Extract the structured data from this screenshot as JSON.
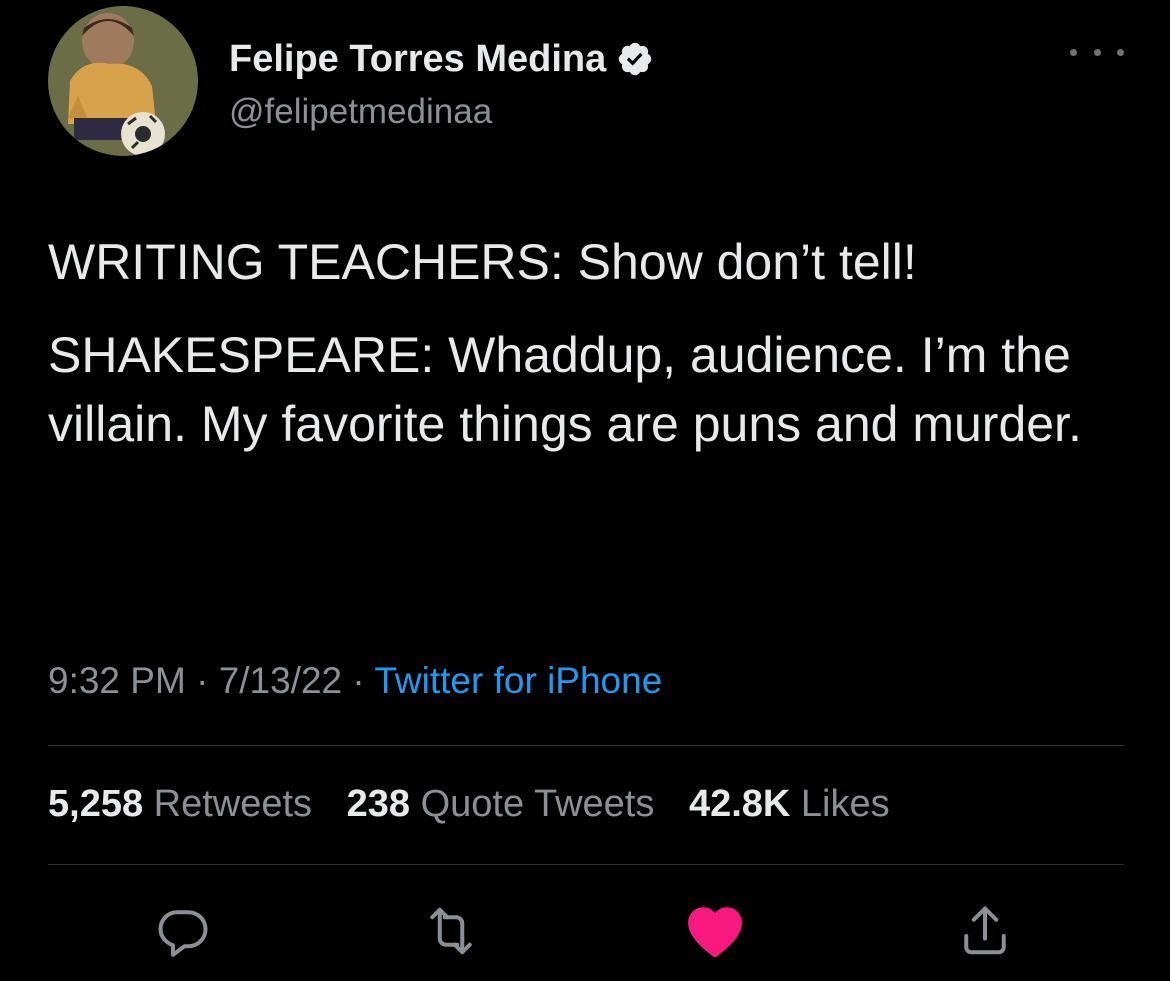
{
  "user": {
    "display_name": "Felipe Torres Medina",
    "handle": "@felipetmedinaa",
    "verified": true,
    "avatar_icon": "avatar-photo"
  },
  "tweet": {
    "paragraph_1": "WRITING TEACHERS: Show don’t tell!",
    "paragraph_2": "SHAKESPEARE: Whaddup, audience. I’m the villain. My favorite things are puns and murder."
  },
  "meta": {
    "time": "9:32 PM",
    "separator": "·",
    "date": "7/13/22",
    "source": "Twitter for iPhone"
  },
  "stats": {
    "retweets_count": "5,258",
    "retweets_label": "Retweets",
    "quotes_count": "238",
    "quotes_label": "Quote Tweets",
    "likes_count": "42.8K",
    "likes_label": "Likes"
  },
  "actions": {
    "reply_icon": "reply-icon",
    "retweet_icon": "retweet-icon",
    "like_icon": "heart-icon",
    "share_icon": "share-icon",
    "liked": true
  },
  "colors": {
    "background": "#000000",
    "text": "#e7e9ea",
    "secondary": "#8b9096",
    "link": "#1d9bf0",
    "like": "#f91880",
    "divider": "#2f3336"
  }
}
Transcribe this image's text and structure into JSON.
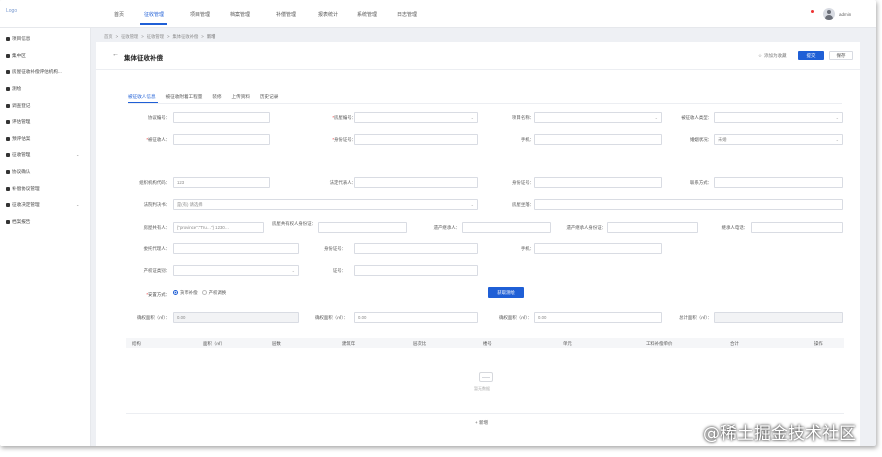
{
  "topnav": {
    "logo": "Logo",
    "items": [
      "首页",
      "征收管理",
      "项目管理",
      "档案管理",
      "补偿管理",
      "报表统计",
      "系统管理",
      "日志管理"
    ],
    "active_index": 1,
    "user": "admin"
  },
  "sidebar": {
    "items": [
      {
        "label": "项目信息"
      },
      {
        "label": "集中区"
      },
      {
        "label": "房屋征收补偿评估机构..."
      },
      {
        "label": "测绘"
      },
      {
        "label": "调查登记"
      },
      {
        "label": "评估管理"
      },
      {
        "label": "预评估案"
      },
      {
        "label": "征收管理",
        "chevron": "⌄"
      },
      {
        "label": "协议确认"
      },
      {
        "label": "补偿协议管理"
      },
      {
        "label": "征收决定管理",
        "chevron": "⌄"
      },
      {
        "label": "档案报告"
      }
    ]
  },
  "breadcrumb": [
    "首页",
    "征收管理",
    "征收管理",
    "集体征收补偿",
    "新增"
  ],
  "page": {
    "title": "集体征收补偿",
    "back": "←",
    "star_label": "添加为收藏",
    "save_label": "提交",
    "cancel_label": "保存"
  },
  "tabs": [
    "被征收人信息",
    "被征收附着工程量",
    "装修",
    "上传资料",
    "历史记录"
  ],
  "form": {
    "row1": [
      {
        "label": "协议编号：",
        "value": ""
      },
      {
        "label": "房屋编号：",
        "req": "*",
        "value": "",
        "select": true
      },
      {
        "label": "项目名称：",
        "value": "",
        "select": true
      },
      {
        "label": "被征收人类型：",
        "value": "",
        "select": true
      }
    ],
    "row2": [
      {
        "label": "被征收人：",
        "req": "*",
        "value": ""
      },
      {
        "label": "身份证号：",
        "req": "*",
        "value": ""
      },
      {
        "label": "手机：",
        "value": ""
      },
      {
        "label": "婚姻状况：",
        "value": "未婚",
        "select": true
      }
    ],
    "row3": [
      {
        "label": "组织机构代码：",
        "value": "123"
      },
      {
        "label": "法定代表人：",
        "value": ""
      },
      {
        "label": "身份证号：",
        "value": ""
      },
      {
        "label": "联系方式：",
        "value": ""
      }
    ],
    "row4": [
      {
        "label": "法院判决书：",
        "value": "是(有)  请选择",
        "select": true
      },
      {
        "label": "房屋坐落：",
        "value": ""
      }
    ],
    "row5": [
      {
        "label": "房屋共有人：",
        "value": "{\"province\":\"Tru…\"} 1230…"
      },
      {
        "label": "房屋共有权人身份证：",
        "value": ""
      },
      {
        "label": "遗产继承人：",
        "value": ""
      },
      {
        "label": "遗产继承人身份证：",
        "value": ""
      },
      {
        "label": "继承人电话：",
        "value": ""
      }
    ],
    "row6": [
      {
        "label": "委托代理人：",
        "value": ""
      },
      {
        "label": "身份证号：",
        "value": ""
      },
      {
        "label": "手机：",
        "value": ""
      }
    ],
    "row7": [
      {
        "label": "产权证类别：",
        "value": "",
        "select": true
      },
      {
        "label": "证号：",
        "value": ""
      }
    ],
    "placement": {
      "label": "安置方式：",
      "req": "*",
      "options": [
        "货币补偿",
        "产权调换"
      ],
      "selected": 0,
      "calc_button": "获取测绘"
    },
    "row8": [
      {
        "label": "确权面积（㎡）：",
        "value": "0.00"
      },
      {
        "label": "确权面积（㎡）：",
        "value": "0.00"
      },
      {
        "label": "确权面积（㎡）：",
        "value": "0.00"
      },
      {
        "label": "总计面积（㎡）：",
        "value": ""
      }
    ]
  },
  "table": {
    "headers": [
      "结构",
      "面积（㎡）",
      "层数",
      "建筑年",
      "层次比",
      "楼号",
      "单元",
      "工料补偿单价",
      "合计",
      "操作"
    ],
    "empty_text": "暂无数据",
    "add_label": "+ 新增"
  },
  "watermark": "@稀土掘金技术社区"
}
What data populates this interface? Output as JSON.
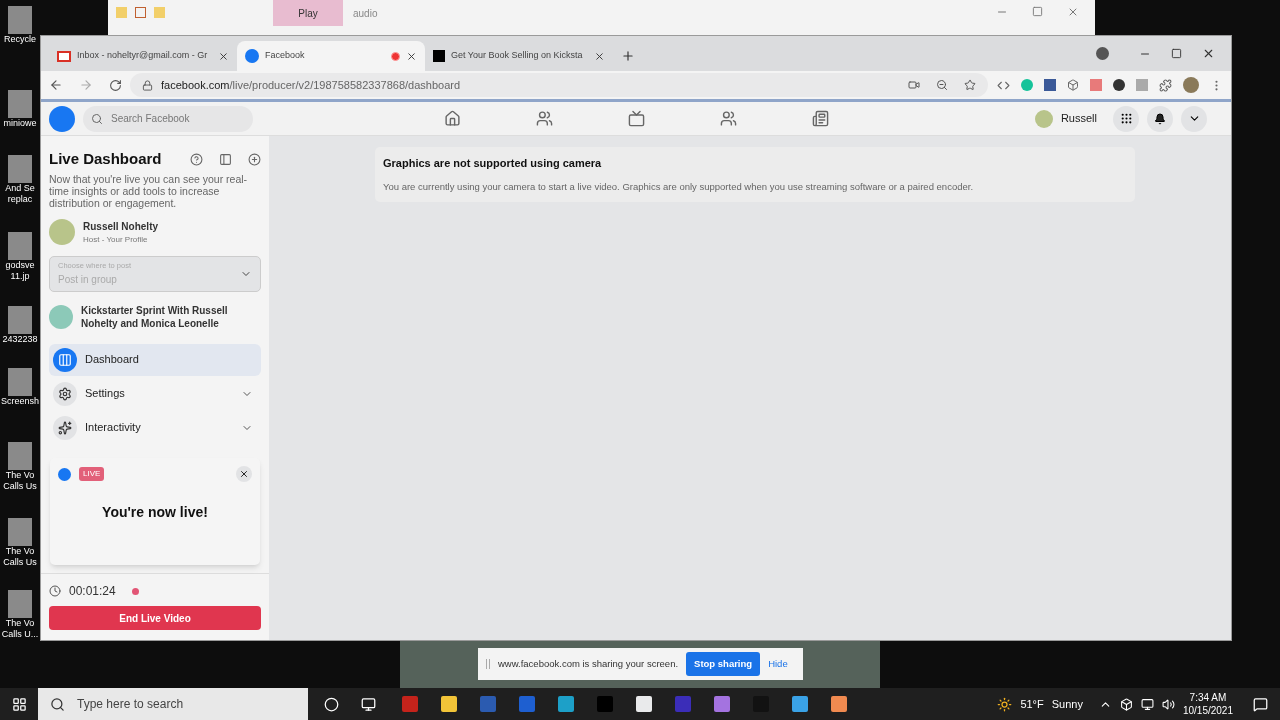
{
  "desktop_icons": [
    {
      "lines": [
        "Recycle"
      ]
    },
    {
      "lines": [
        "miniowe"
      ]
    },
    {
      "lines": [
        "And Se",
        "replac"
      ]
    },
    {
      "lines": [
        "godsve",
        "11.jp"
      ]
    },
    {
      "lines": [
        "2432238"
      ]
    },
    {
      "lines": [
        "Screensh"
      ]
    },
    {
      "lines": [
        "The Vo",
        "Calls Us"
      ]
    },
    {
      "lines": [
        "The Vo",
        "Calls Us"
      ]
    },
    {
      "lines": [
        "The Vo",
        "Calls U..."
      ]
    }
  ],
  "explorer_window": {
    "context_tab": "Play",
    "title": "audio"
  },
  "browser": {
    "tabs": [
      {
        "title": "Inbox - noheltyr@gmail.com - Gr",
        "kind": "mail",
        "selected": false,
        "recording": false
      },
      {
        "title": "Facebook",
        "kind": "facebook",
        "selected": true,
        "recording": true
      },
      {
        "title": "Get Your Book Selling on Kicksta",
        "kind": "kickstarter",
        "selected": false,
        "recording": false
      }
    ],
    "address": {
      "host": "facebook.com",
      "path": "/live/producer/v2/198758582337868/dashboard"
    }
  },
  "facebook_header": {
    "search": {
      "placeholder": "Search Facebook"
    },
    "profile_name": "Russell"
  },
  "sidebar": {
    "title": "Live Dashboard",
    "description": "Now that you're live you can see your real-time insights or add tools to increase distribution or engagement.",
    "host": {
      "name": "Russell Nohelty",
      "role": "Host - Your Profile"
    },
    "post_select": {
      "label": "Choose where to post",
      "value": "Post in group"
    },
    "group": "Kickstarter Sprint With Russell Nohelty and Monica Leonelle",
    "menu": [
      {
        "label": "Dashboard",
        "kind": "dashboard",
        "selected": true
      },
      {
        "label": "Settings",
        "kind": "settings",
        "selected": false,
        "expanded": false
      },
      {
        "label": "Interactivity",
        "kind": "interactivity",
        "selected": false,
        "expanded": false
      }
    ],
    "live_popup": {
      "badge": "LIVE",
      "message": "You're now live!"
    },
    "timer": "00:01:24",
    "end_button": "End Live Video"
  },
  "notice": {
    "title": "Graphics are not supported using camera",
    "body": "You are currently using your camera to start a live video. Graphics are only supported when you use streaming software or a paired encoder."
  },
  "share_bar": {
    "message": "www.facebook.com is sharing your screen.",
    "stop": "Stop sharing",
    "hide": "Hide"
  },
  "taskbar": {
    "search": {
      "placeholder": "Type here to search"
    },
    "weather": {
      "temperature": "51°F",
      "condition": "Sunny"
    },
    "time": "7:34 AM",
    "date": "10/15/2021"
  }
}
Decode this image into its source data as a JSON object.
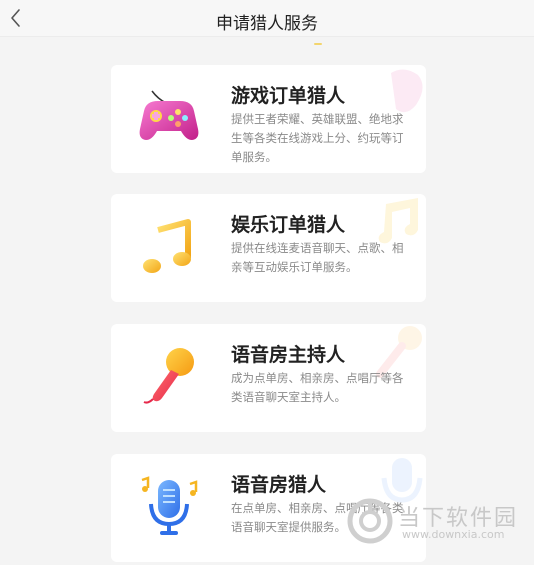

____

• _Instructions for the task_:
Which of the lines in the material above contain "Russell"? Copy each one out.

• _Answer section_:
    "profile_name": "Russell"
      "name": "Russell Nohelty",
    "group": "Kickstarter Sprint With Russell Nohelty and Monica Leonelle",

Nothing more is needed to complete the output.